Arthritis treated with disease-modifying antirheumatic drugs and biologic agents
Ustekinumab is an interleukin -12 and IL-23 antagonist. The dosage is 45 mg subcutaneously at weeks 0 and 4 followed by 45 mg every 12 weeks thereafter. The dosage is 90 mg subcutaneously if the patient weighs > 100 kg. Adverse effects are similar to those of the other biologic agents Biologic agents Rheumatoid arthritis is a chronic systemic autoimmune disease that primarily involves the joints. RA causes damage mediated by cytokines, chemokines, and metalloproteases. Characteristically… read more .

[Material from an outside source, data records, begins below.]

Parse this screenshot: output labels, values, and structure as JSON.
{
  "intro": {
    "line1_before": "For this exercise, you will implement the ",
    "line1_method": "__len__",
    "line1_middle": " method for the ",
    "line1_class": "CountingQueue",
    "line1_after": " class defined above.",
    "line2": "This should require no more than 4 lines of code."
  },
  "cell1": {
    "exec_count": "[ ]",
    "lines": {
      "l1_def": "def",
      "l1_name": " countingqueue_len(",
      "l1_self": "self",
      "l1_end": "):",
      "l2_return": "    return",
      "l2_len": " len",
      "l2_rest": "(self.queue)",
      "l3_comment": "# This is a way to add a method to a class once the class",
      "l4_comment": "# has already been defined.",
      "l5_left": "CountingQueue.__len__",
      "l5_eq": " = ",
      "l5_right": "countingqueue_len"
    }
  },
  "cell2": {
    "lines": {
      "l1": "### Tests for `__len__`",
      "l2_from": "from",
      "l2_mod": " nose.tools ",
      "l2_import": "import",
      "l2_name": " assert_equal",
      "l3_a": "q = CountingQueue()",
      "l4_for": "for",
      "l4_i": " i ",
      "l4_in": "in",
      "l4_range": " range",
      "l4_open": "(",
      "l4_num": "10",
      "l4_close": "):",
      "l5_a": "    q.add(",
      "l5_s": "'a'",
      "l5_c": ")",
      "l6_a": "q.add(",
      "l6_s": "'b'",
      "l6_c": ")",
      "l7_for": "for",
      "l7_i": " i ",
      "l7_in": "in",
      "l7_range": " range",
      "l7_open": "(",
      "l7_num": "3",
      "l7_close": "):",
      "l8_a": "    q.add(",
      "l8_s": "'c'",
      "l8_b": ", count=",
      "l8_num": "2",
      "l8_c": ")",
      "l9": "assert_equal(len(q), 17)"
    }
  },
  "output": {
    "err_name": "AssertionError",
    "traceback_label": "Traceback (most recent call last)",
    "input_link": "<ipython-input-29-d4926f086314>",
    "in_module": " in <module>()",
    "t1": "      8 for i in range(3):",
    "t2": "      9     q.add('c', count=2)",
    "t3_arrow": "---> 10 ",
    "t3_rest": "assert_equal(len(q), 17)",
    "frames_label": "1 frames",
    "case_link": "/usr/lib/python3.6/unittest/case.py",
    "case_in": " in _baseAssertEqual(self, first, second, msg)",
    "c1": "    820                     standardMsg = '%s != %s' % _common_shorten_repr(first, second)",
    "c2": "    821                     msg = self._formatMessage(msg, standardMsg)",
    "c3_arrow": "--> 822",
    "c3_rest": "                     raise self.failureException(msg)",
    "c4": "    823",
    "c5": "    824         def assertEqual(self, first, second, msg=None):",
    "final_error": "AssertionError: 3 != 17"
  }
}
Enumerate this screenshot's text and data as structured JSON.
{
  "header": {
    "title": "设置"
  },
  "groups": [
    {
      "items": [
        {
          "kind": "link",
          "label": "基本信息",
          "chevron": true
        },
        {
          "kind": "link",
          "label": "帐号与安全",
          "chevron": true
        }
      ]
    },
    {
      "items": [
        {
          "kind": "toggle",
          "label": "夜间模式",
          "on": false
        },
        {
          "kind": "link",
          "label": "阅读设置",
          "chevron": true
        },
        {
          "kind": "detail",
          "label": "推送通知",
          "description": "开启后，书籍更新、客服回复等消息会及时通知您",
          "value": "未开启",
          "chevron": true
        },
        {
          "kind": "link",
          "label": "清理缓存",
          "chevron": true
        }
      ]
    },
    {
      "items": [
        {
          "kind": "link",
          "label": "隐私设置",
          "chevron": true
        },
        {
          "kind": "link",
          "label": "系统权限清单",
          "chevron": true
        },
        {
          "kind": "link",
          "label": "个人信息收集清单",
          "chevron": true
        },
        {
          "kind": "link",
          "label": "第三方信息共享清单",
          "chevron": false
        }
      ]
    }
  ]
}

Secukinumab is an IL-17 inhibitor. Secukinumab can be given at a dosage of 150 mg subcutaneously at weeks 0, 1, 2, 3, and 4 and every 4 weeks thereafter. Without the loading dosage, secukinumab is given at 150 mg subcutaneously every 4 weeks. If patients continue to have active psoriatic arthritis, a dose of 300 mg should be considered. Secukinumab may be given with or without methotrexate. Adverse effects include urticaria, upper respiratory infections, fungal infections due to Candida, diarrhea, herpes zoster, and inflammatory bowel disease.